But the Yankees stayed alive when they scored two runs off Bob Friend and Harvey Haddix to set the stage for Mazeroski -- who had no idea he was about to make history.

"When I came off the field, I didn't even know I was up," Mazeroski said. "I had forgotten with all the happenings going on. I forgot I was on the on-deck circle. Somebody had to yell and wake me up and say 'You're up, Maz.'"

When he did step to the plate, he delivered in a way most did not expect. He never hit more than 19 home runs in a season and was known for quickly turning double plays, not hitting the ball out of the park.

"If you look at that lineup, he's probably one of the least likely guys to hit a home run," said Gabriel Schechter, research associate at the National Baseball Hall of Fame. "Forget about the situation; forget about the pressure of anyone hitting a home run there. He was just the least likely."

It was a fitting ending to a Series that was about recognition and revitalization for the Pirates. Mazeroski made a name for himself as a World Series hero, and the Pirates put themselves back on the baseball map after years of losing by taking down the mighty Yankees.

"It was that David and Goliath thing," baseball historian and author Paul Adomites said. "Little-known Pittsburgh versus the Yankees was at the heart of that series."

The Pirates played the role of David in 1960 because they had been awful in the 1950's -- they finished last six times in the decade, while the Yanks won six championships in the same period.

"Just looking at the '50s, the Pirates were about as bad a team as there was," Schechter said. "From '52-'55 they were the doormats.
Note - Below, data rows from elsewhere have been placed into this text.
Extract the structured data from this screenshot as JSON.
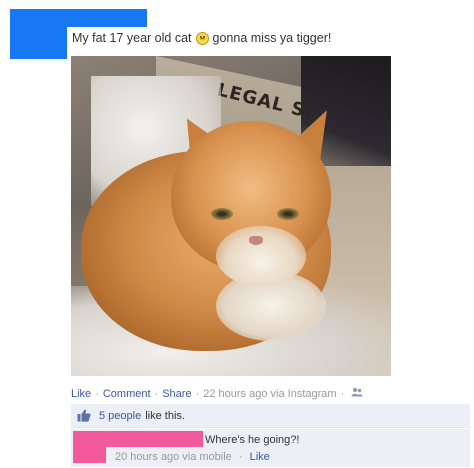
{
  "post": {
    "text_before_emoji": "My fat 17 year old cat",
    "emoji_icon": "frown-emoji-icon",
    "text_after_emoji": "gonna miss ya tigger!"
  },
  "photo": {
    "box_label": "LEGAL SI"
  },
  "actions": {
    "like": "Like",
    "comment": "Comment",
    "share": "Share",
    "separator": "·",
    "timestamp": "22 hours ago via Instagram",
    "audience_icon": "friends-icon"
  },
  "likes": {
    "count_text": "5 people",
    "suffix": "like this.",
    "icon": "thumbs-up-icon"
  },
  "comment": {
    "text": "Where's he going?!",
    "timestamp": "20 hours ago via mobile",
    "separator": "·",
    "like": "Like"
  },
  "colors": {
    "link": "#3b5998",
    "ufi_bg": "#eceff5",
    "redact_blue": "#1877f2",
    "redact_pink": "#f25a9c"
  }
}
For them to get off the mat so quickly and win the pennant was a remarkable thing. And to beat the Yankees was really outrageous."

That outrageous victory over the storied Yankees led to a renaissance in Pirates baseball. While the Bucs did not win another World Series until 1971, they were a huge part of the Pittsburgh sports scene again.

"It revitalized the city in terms of baseball," Adomites said. "Pittsburgh liked the Pirates, but they sure didn't fall in love with them until that 1960 season. It became a big baseball town once again."

When the ball off Mazeroski's bat sailed over the left-field wall it provided a moment that will forever be in Pirates lore, and drew new fans to the game. It captured the imagination of children and men alike and made them love baseball.

"To win, and win the way they did was a moment that made me a baseball fan forever," Adomites said. "And it did that for a whole generation of Pittsburgh fans."

Jeremy Anders is an associate reporter for MLB.com. This story was not subject to the approval of Major League Baseball or its clubs.